Annual 6-inch SiC wafer demand for EVs to reach 1.69 million units in 2025
The demand for longer driving ranges and shorter charging times for electric vehicles (EVs) has intensified the rush of automakers towards high-voltage EV platforms, with various major automakers releasing models featuring 800V charging architectures, such as the Porsche Taycan, Audi Q6 e-tron, and Hyundai Ioniq 5. Due to the rising penetration rate of EVs and the trend towards high-voltage 800V EV architectures, demand from the global automotive market for 6-inch silicon carbide (SiC) wafers will grow to 1.69 million units in 2025, forecasts market research firm TrendForce.
The arrival of the 800V EV charging architecture will bring about a total replacement of silicon insulated-gate bipolar transistor (IGBT) modules with SiC power devices, which will become a standard component in mainstream EV VFDs (variable-frequency drives), TrendForce says. As such, major automotive component suppliers generally favor SiC components. In particular, tier-1 supplier Delphi has already begun mass-producing 800V SiC inverters, while others such as BorgWarner, ZF and Vitesco are also making rapid progress with their respective solutions.

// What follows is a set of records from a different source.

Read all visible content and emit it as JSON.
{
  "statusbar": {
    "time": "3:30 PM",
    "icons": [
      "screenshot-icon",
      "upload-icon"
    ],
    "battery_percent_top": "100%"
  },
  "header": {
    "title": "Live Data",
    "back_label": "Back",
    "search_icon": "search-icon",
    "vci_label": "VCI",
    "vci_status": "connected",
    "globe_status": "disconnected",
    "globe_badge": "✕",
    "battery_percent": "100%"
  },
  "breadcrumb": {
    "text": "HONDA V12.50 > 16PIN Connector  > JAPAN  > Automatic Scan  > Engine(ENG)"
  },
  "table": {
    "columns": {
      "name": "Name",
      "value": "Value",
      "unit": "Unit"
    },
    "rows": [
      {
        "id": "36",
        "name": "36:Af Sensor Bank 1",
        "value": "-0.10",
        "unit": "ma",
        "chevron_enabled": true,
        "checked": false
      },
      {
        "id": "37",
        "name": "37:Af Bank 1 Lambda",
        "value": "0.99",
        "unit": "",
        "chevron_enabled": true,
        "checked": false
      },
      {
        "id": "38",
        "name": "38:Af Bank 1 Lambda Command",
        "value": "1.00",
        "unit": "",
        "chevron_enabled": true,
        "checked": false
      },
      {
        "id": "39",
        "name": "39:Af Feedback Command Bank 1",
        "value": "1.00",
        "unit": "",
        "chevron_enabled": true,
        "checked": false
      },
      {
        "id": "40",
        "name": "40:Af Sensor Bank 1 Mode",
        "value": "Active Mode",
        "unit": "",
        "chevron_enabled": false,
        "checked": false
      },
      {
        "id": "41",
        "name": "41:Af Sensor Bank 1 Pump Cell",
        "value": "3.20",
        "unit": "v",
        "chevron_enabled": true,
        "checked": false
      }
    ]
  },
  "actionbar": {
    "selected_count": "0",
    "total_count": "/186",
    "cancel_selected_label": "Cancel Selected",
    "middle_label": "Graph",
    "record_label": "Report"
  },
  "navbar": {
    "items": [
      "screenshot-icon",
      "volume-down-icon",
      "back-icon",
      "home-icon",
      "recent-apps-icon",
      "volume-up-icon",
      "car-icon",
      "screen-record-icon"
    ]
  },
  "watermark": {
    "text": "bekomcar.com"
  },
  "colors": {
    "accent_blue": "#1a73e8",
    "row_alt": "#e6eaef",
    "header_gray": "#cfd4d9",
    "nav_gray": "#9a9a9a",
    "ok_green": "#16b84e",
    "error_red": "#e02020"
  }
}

At the moment, EVs have become a core application of SiC power devices. For example, SiC usage in on-board chargers (OBC) and DC-to-DC converters has been relatively mature, whereas the mass production of SiC-based VFDs has yet to reach a large scale. Power semiconductor suppliers including STMicroelectronics, Infineon, Wolfspeed and Rohm have started collaborating with tier-1 suppliers and automakers in order to accelerate SiC deployment in automotive applications.
TrendForce notes that the upstream supply of SiC substrate materials will become the primary bottleneck of SiC power device production, since SiC substrates involve complex manufacturing processes, high technical barriers to entry, and slow epitaxial growth. The vast majority of n-type SiC substrates used for power semiconductor devices are 6-inches in diameter. Although major IDMs such as Wolfspeed have been making good progress in 8-inch SiC wafer development, more time is required for not only raising yield rate but also transitioning power semiconductor fabs from 6-inch production lines to 8-inch production lines. Hence, 6-inch SiC substrates will likely remain the mainstream for at least five more years, expects TrendForce. On the other hand, with the EV market undergoing explosive growth and SiC power devices seeing increased adoption in automotive applications, SiC costs will in turn directly determine the pace of 800V charging architecture deployment in EVs, concludes TrendForce.